There were plenty of positives for the She-Cranes, as Mary Cholhok's star continues to rise in the shooting circle. It was also an outstanding performance by Shaffie Nalwanja, who recorded four gains in a big contribution in defence, and 23 involvements on first or second phase, as she helped set up the attack as well.
Sri Lanka v Singapore: 52 to 55
Singapore recorded their first win of the tournament in the other matchup in Pool E, winning a thriller over Sri Lanka. Angelina and Jamie Lim were the stars for Singapore, recording a whopping 42 feeds and four gains respectively, as Singapore did just enough in a hard-fought second half.
The win gives Singapore a boost in its push to rise up the world rankings, despite the best efforts of Thisala Algama (28 goals) and Chathurangi Jayasooriya (six gains).
The result leaves Sri Lanka with two more opportunities to snag their first win of the tournament in the pool stages, before relying on a win in the ranking matches.
South Africa v Trinidad & Tobago: 69 to 28
After a decent start, Trinidad and Tobago faltered in the second quarter, only making 3 goals to the Protea's 15, which was both team's lowest quarters of the game. For the remaining half, the Calypso Girls were unable to hit double digits, despite a range of substitutions.
Unfortunately for the home country, they have also been struck down by injury, with Lenize Potgieter ruled out from the rest of the tournament. Owethu Ngubane comes into the 12 in her place, but may only get limited court time, with only seven minutes recorded in this match.
Both teams have a rest day before gearing up to keep their campaign alive. South Africa will face one of their toughest opponents yet, defending champions Silver Ferns. Trinidad & Tobago will go up against one of their closest ranked opponents, Wales, who currently sit two teams higher on the ladder, at ninth.
Tonga v England: 46 to 72
England have continued their hot streak with another comfortable win against Tonga Tala. With Tongan drawing style influences from both Australia and New Zealand, they act as a good practice for the teams England will face later in the tournament.
Former Swifts' teammates Helen Housby and Kelea Iongi faced off in the goal circle, both switching positions at two-quarter time, before Iongi followed Housby off the court in the final minutes of quarter two. Although Iongi had a penalty to gains rate of 4:1, she did not gain much ball whilst Housby shot 29 of 33 goals.

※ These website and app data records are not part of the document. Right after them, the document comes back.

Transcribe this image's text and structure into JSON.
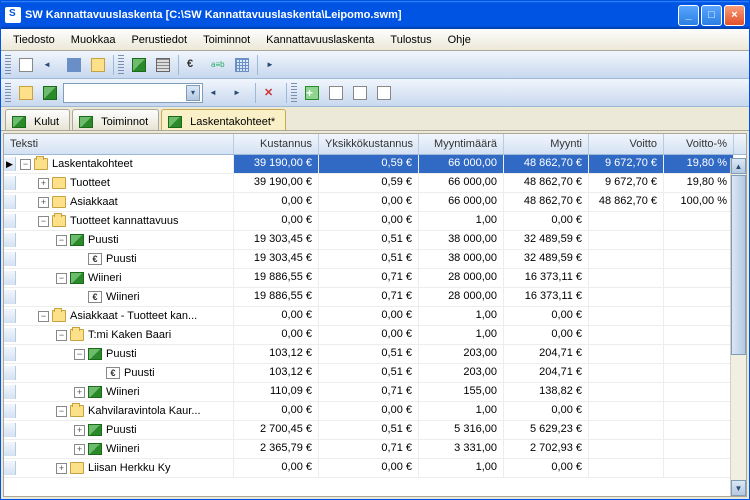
{
  "window": {
    "title": "SW Kannattavuuslaskenta [C:\\SW Kannattavuuslaskenta\\Leipomo.swm]"
  },
  "menubar": {
    "items": [
      "Tiedosto",
      "Muokkaa",
      "Perustiedot",
      "Toiminnot",
      "Kannattavuuslaskenta",
      "Tulostus",
      "Ohje"
    ]
  },
  "tabs": [
    {
      "label": "Kulut",
      "icon": "prod",
      "active": false
    },
    {
      "label": "Toiminnot",
      "icon": "prod",
      "active": false
    },
    {
      "label": "Laskentakohteet*",
      "icon": "prod",
      "active": true
    }
  ],
  "columns": {
    "c0": "Teksti",
    "c1": "Kustannus",
    "c2": "Yksikkökustannus",
    "c3": "Myyntimäärä",
    "c4": "Myynti",
    "c5": "Voitto",
    "c6": "Voitto-%"
  },
  "rows": [
    {
      "depth": 0,
      "marker": "▶",
      "exp": "-",
      "icon": "folder open",
      "label": "Laskentakohteet",
      "sel": true,
      "c1": "39 190,00 €",
      "c2": "0,59 €",
      "c3": "66 000,00",
      "c4": "48 862,70 €",
      "c5": "9 672,70 €",
      "c6": "19,80 %"
    },
    {
      "depth": 1,
      "marker": "",
      "exp": "+",
      "icon": "folder",
      "label": "Tuotteet",
      "c1": "39 190,00 €",
      "c2": "0,59 €",
      "c3": "66 000,00",
      "c4": "48 862,70 €",
      "c5": "9 672,70 €",
      "c6": "19,80 %"
    },
    {
      "depth": 1,
      "marker": "",
      "exp": "+",
      "icon": "folder",
      "label": "Asiakkaat",
      "c1": "0,00 €",
      "c2": "0,00 €",
      "c3": "66 000,00",
      "c4": "48 862,70 €",
      "c5": "48 862,70 €",
      "c6": "100,00 %"
    },
    {
      "depth": 1,
      "marker": "",
      "exp": "-",
      "icon": "folder open",
      "label": "Tuotteet kannattavuus",
      "c1": "0,00 €",
      "c2": "0,00 €",
      "c3": "1,00",
      "c4": "0,00 €",
      "c5": "",
      "c6": ""
    },
    {
      "depth": 2,
      "marker": "",
      "exp": "-",
      "icon": "prod",
      "label": "Puusti",
      "c1": "19 303,45 €",
      "c2": "0,51 €",
      "c3": "38 000,00",
      "c4": "32 489,59 €",
      "c5": "",
      "c6": ""
    },
    {
      "depth": 3,
      "marker": "",
      "exp": " ",
      "icon": "euro",
      "label": "Puusti",
      "c1": "19 303,45 €",
      "c2": "0,51 €",
      "c3": "38 000,00",
      "c4": "32 489,59 €",
      "c5": "",
      "c6": ""
    },
    {
      "depth": 2,
      "marker": "",
      "exp": "-",
      "icon": "prod",
      "label": "Wiineri",
      "c1": "19 886,55 €",
      "c2": "0,71 €",
      "c3": "28 000,00",
      "c4": "16 373,11 €",
      "c5": "",
      "c6": ""
    },
    {
      "depth": 3,
      "marker": "",
      "exp": " ",
      "icon": "euro",
      "label": "Wiineri",
      "c1": "19 886,55 €",
      "c2": "0,71 €",
      "c3": "28 000,00",
      "c4": "16 373,11 €",
      "c5": "",
      "c6": ""
    },
    {
      "depth": 1,
      "marker": "",
      "exp": "-",
      "icon": "folder open",
      "label": "Asiakkaat - Tuotteet kan...",
      "c1": "0,00 €",
      "c2": "0,00 €",
      "c3": "1,00",
      "c4": "0,00 €",
      "c5": "",
      "c6": ""
    },
    {
      "depth": 2,
      "marker": "",
      "exp": "-",
      "icon": "folder open",
      "label": "T:mi Kaken Baari",
      "c1": "0,00 €",
      "c2": "0,00 €",
      "c3": "1,00",
      "c4": "0,00 €",
      "c5": "",
      "c6": ""
    },
    {
      "depth": 3,
      "marker": "",
      "exp": "-",
      "icon": "prod",
      "label": "Puusti",
      "c1": "103,12 €",
      "c2": "0,51 €",
      "c3": "203,00",
      "c4": "204,71 €",
      "c5": "",
      "c6": ""
    },
    {
      "depth": 4,
      "marker": "",
      "exp": " ",
      "icon": "euro",
      "label": "Puusti",
      "c1": "103,12 €",
      "c2": "0,51 €",
      "c3": "203,00",
      "c4": "204,71 €",
      "c5": "",
      "c6": ""
    },
    {
      "depth": 3,
      "marker": "",
      "exp": "+",
      "icon": "prod",
      "label": "Wiineri",
      "c1": "110,09 €",
      "c2": "0,71 €",
      "c3": "155,00",
      "c4": "138,82 €",
      "c5": "",
      "c6": ""
    },
    {
      "depth": 2,
      "marker": "",
      "exp": "-",
      "icon": "folder open",
      "label": "Kahvilaravintola Kaur...",
      "c1": "0,00 €",
      "c2": "0,00 €",
      "c3": "1,00",
      "c4": "0,00 €",
      "c5": "",
      "c6": ""
    },
    {
      "depth": 3,
      "marker": "",
      "exp": "+",
      "icon": "prod",
      "label": "Puusti",
      "c1": "2 700,45 €",
      "c2": "0,51 €",
      "c3": "5 316,00",
      "c4": "5 629,23 €",
      "c5": "",
      "c6": ""
    },
    {
      "depth": 3,
      "marker": "",
      "exp": "+",
      "icon": "prod",
      "label": "Wiineri",
      "c1": "2 365,79 €",
      "c2": "0,71 €",
      "c3": "3 331,00",
      "c4": "2 702,93 €",
      "c5": "",
      "c6": ""
    },
    {
      "depth": 2,
      "marker": "",
      "exp": "+",
      "icon": "folder",
      "label": "Liisan Herkku Ky",
      "c1": "0,00 €",
      "c2": "0,00 €",
      "c3": "1,00",
      "c4": "0,00 €",
      "c5": "",
      "c6": ""
    }
  ]
}
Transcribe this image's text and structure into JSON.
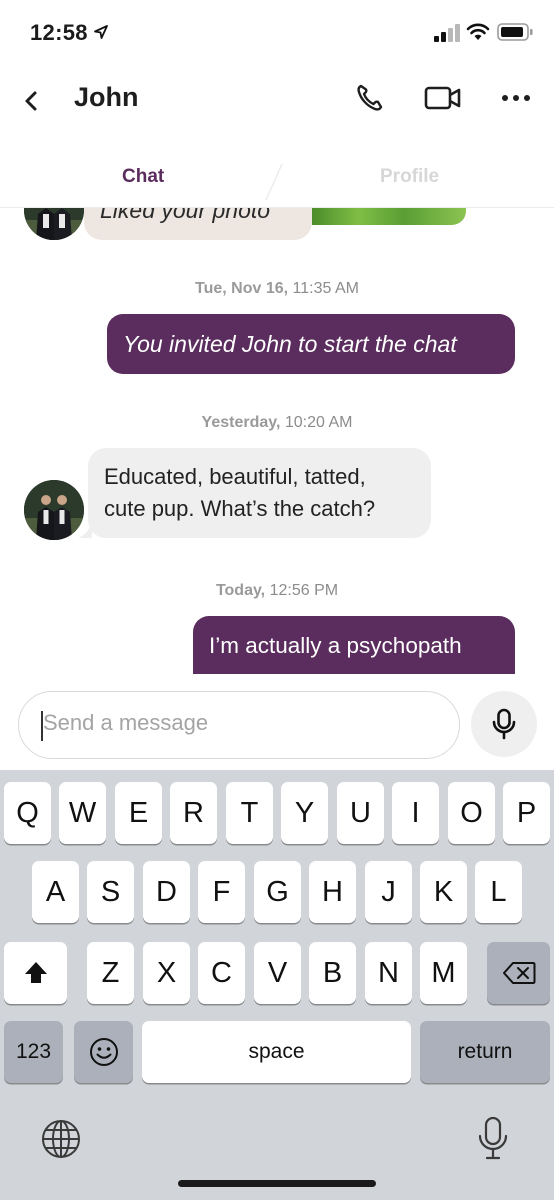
{
  "status_bar": {
    "time": "12:58",
    "icons": [
      "location-arrow-icon",
      "signal-icon",
      "wifi-icon",
      "battery-icon"
    ]
  },
  "nav": {
    "title": "John",
    "icons": [
      "back-chevron-icon",
      "phone-icon",
      "video-call-icon",
      "more-dots-icon"
    ]
  },
  "tabs": [
    {
      "label": "Chat",
      "active": true
    },
    {
      "label": "Profile",
      "active": false
    }
  ],
  "messages": {
    "liked": "Liked your photo",
    "ts1_day": "Tue, Nov 16,",
    "ts1_time": "11:35 AM",
    "msg1": "You invited John to start the chat",
    "ts2_day": "Yesterday,",
    "ts2_time": "10:20 AM",
    "msg2_line1": "Educated, beautiful, tatted,",
    "msg2_line2": "cute pup. What’s the catch?",
    "ts3_day": "Today,",
    "ts3_time": "12:56 PM",
    "msg3": "I’m actually a psychopath"
  },
  "composer": {
    "placeholder": "Send a message",
    "mic_icon": "microphone-icon"
  },
  "keyboard": {
    "row1": [
      "Q",
      "W",
      "E",
      "R",
      "T",
      "Y",
      "U",
      "I",
      "O",
      "P"
    ],
    "row2": [
      "A",
      "S",
      "D",
      "F",
      "G",
      "H",
      "J",
      "K",
      "L"
    ],
    "row3": [
      "Z",
      "X",
      "C",
      "V",
      "B",
      "N",
      "M"
    ],
    "numbers": "123",
    "space": "space",
    "return": "return"
  },
  "colors": {
    "accent": "#5b2d5e",
    "incoming_bubble": "#efefef",
    "keyboard_bg": "#d1d4d9"
  }
}
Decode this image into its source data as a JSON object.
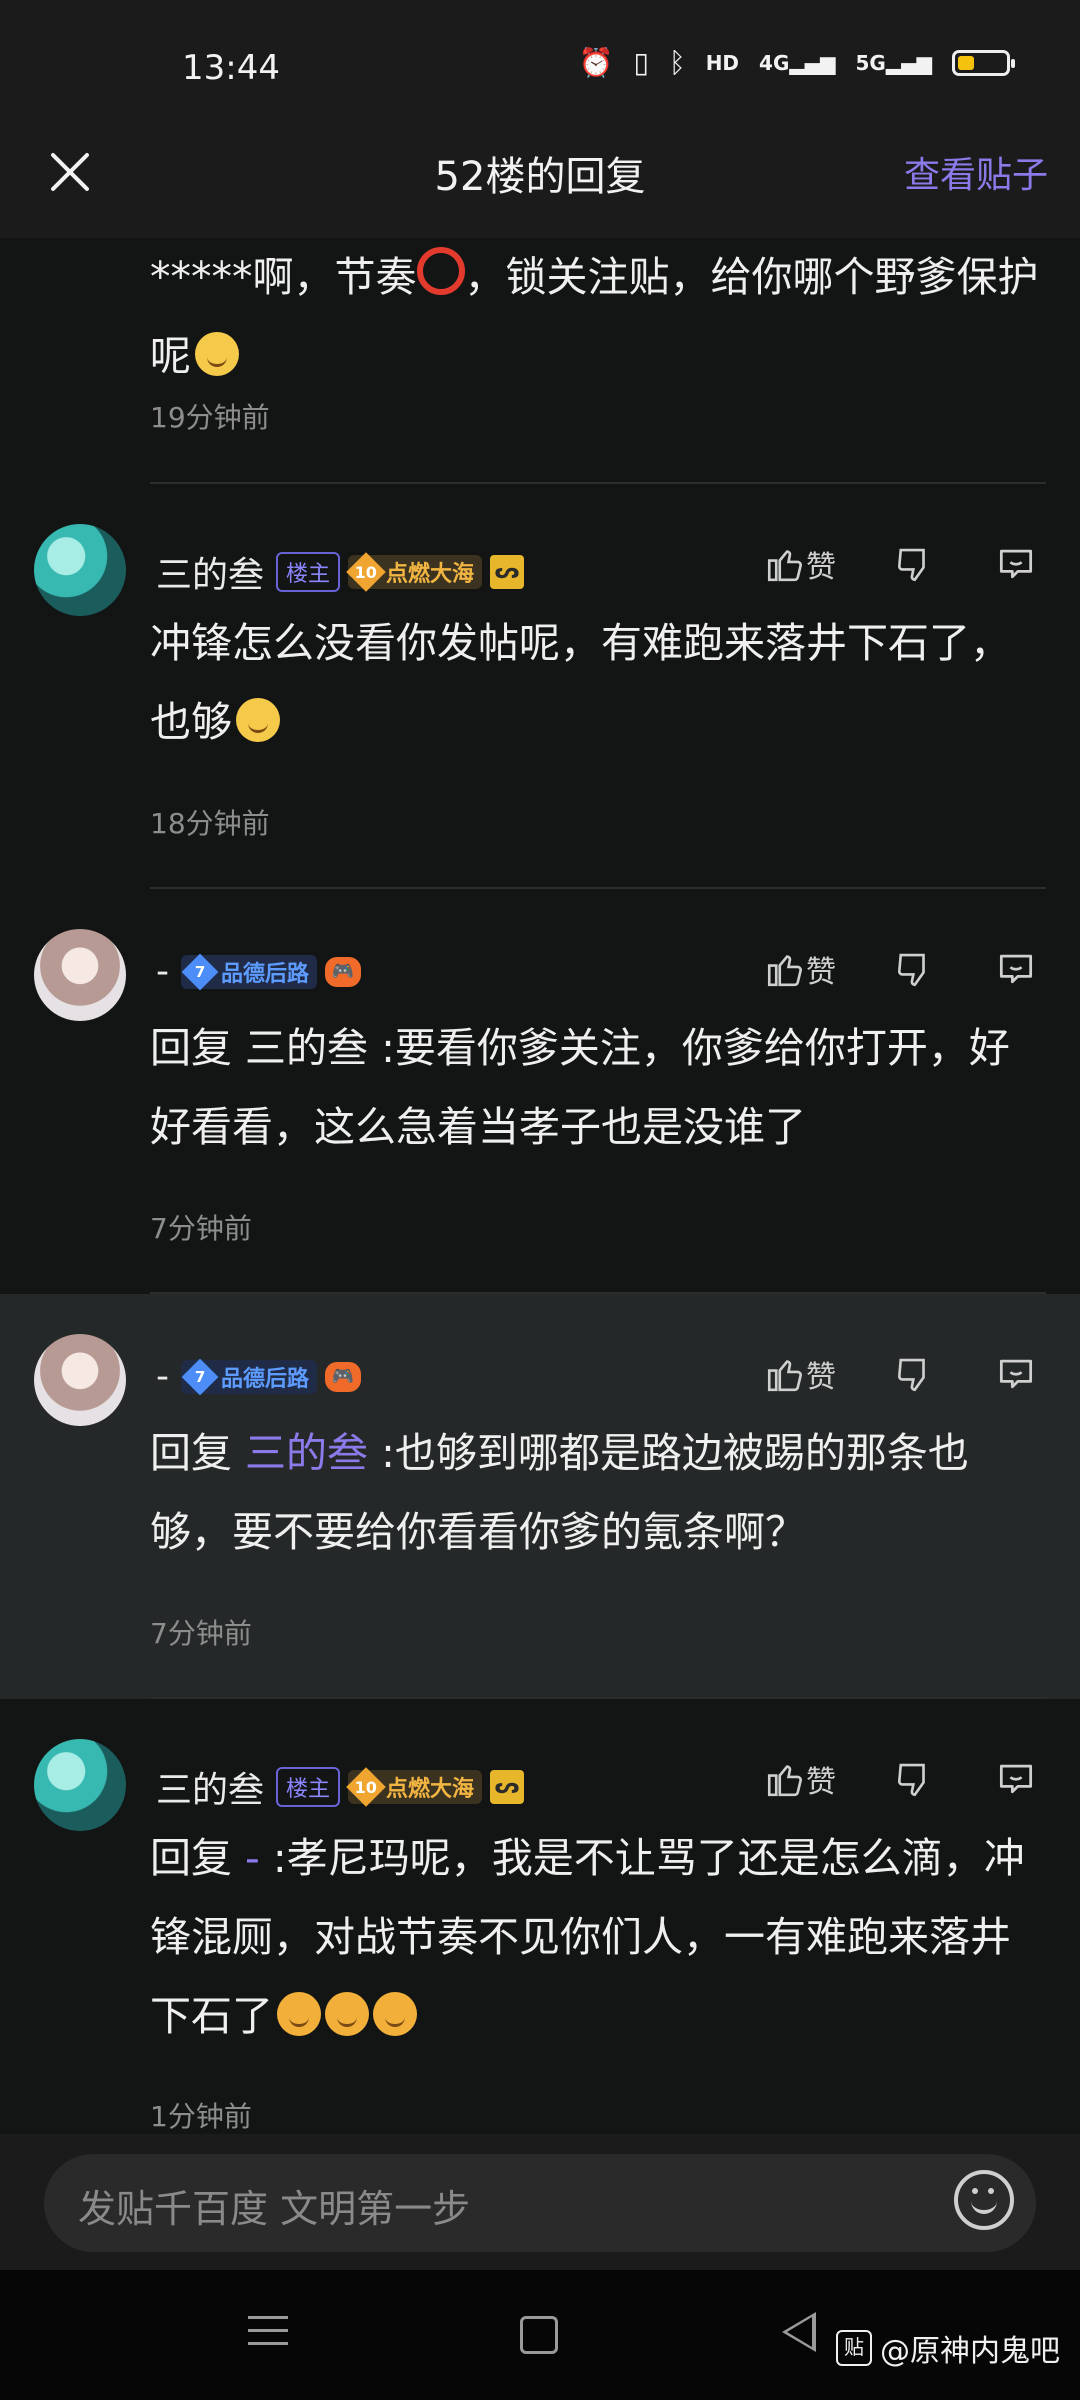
{
  "status": {
    "time": "13:44"
  },
  "header": {
    "title": "52楼的回复",
    "view_post": "查看贴子"
  },
  "top_item": {
    "text": "*****啊，节奏",
    "text2": "，锁关注贴，给你哪个野爹保护呢",
    "time": "19分钟前"
  },
  "comments": [
    {
      "user": "三的叁",
      "owner_badge": "楼主",
      "level": "10",
      "level_name": "点燃大海",
      "like_label": "赞",
      "content": "冲锋怎么没看你发帖呢，有难跑来落井下石了，也够",
      "time": "18分钟前"
    },
    {
      "user": "-",
      "level": "7",
      "level_name": "品德后路",
      "like_label": "赞",
      "content": "回复 三的叁 :要看你爹关注，你爹给你打开，好好看看，这么急着当孝子也是没谁了",
      "time": "7分钟前"
    },
    {
      "user": "-",
      "level": "7",
      "level_name": "品德后路",
      "like_label": "赞",
      "reply_prefix": "回复 ",
      "mention": "三的叁",
      "content": " :也够到哪都是路边被踢的那条也够，要不要给你看看你爹的氪条啊？",
      "time": "7分钟前"
    },
    {
      "user": "三的叁",
      "owner_badge": "楼主",
      "level": "10",
      "level_name": "点燃大海",
      "like_label": "赞",
      "reply_prefix": "回复 ",
      "mention": "-",
      "content": " :孝尼玛呢，我是不让骂了还是怎么滴，冲锋混厕，对战节奏不见你们人，一有难跑来落井下石了",
      "time": "1分钟前"
    }
  ],
  "composer": {
    "placeholder": "发贴千百度 文明第一步"
  },
  "watermark": {
    "logo": "贴",
    "text": "@原神内鬼吧"
  }
}
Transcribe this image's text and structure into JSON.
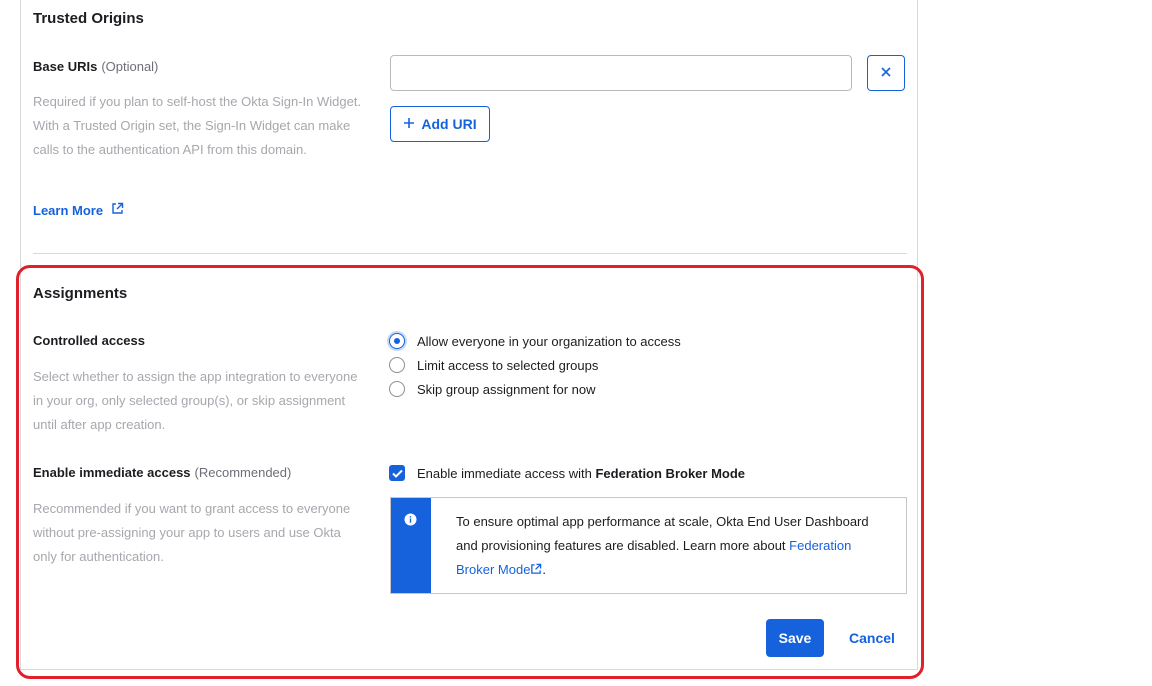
{
  "trusted_origins": {
    "title": "Trusted Origins",
    "base_uris_label": "Base URIs",
    "base_uris_optional": "(Optional)",
    "help_text": "Required if you plan to self-host the Okta Sign-In Widget. With a Trusted Origin set, the Sign-In Widget can make calls to the authentication API from this domain.",
    "learn_more": "Learn More",
    "uri_value": "",
    "add_uri_label": "Add URI"
  },
  "assignments": {
    "title": "Assignments",
    "controlled_access_label": "Controlled access",
    "controlled_access_help": "Select whether to assign the app integration to everyone in your org, only selected group(s), or skip assignment until after app creation.",
    "options": [
      {
        "label": "Allow everyone in your organization to access",
        "checked": true
      },
      {
        "label": "Limit access to selected groups",
        "checked": false
      },
      {
        "label": "Skip group assignment for now",
        "checked": false
      }
    ],
    "immediate_access_label": "Enable immediate access",
    "immediate_access_recommended": "(Recommended)",
    "immediate_access_help": "Recommended if you want to grant access to everyone without pre-assigning your app to users and use Okta only for authentication.",
    "checkbox_label_prefix": "Enable immediate access with ",
    "checkbox_label_bold": "Federation Broker Mode",
    "checkbox_checked": true,
    "callout_text": "To ensure optimal app performance at scale, Okta End User Dashboard and provisioning features are disabled. Learn more about ",
    "callout_link": "Federation Broker Mode",
    "callout_end": "."
  },
  "actions": {
    "save_label": "Save",
    "cancel_label": "Cancel"
  },
  "colors": {
    "accent": "#1662dd",
    "highlight": "#e0202a"
  }
}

A toss-up in the first quarter gave for a bit of extra drama, with wing defence Laura Malcolm and wing attack Salote Taufa both breaking early. Although historically rare, the last time we saw a toss-up was during the Cape Town Quad Series earlier in the year.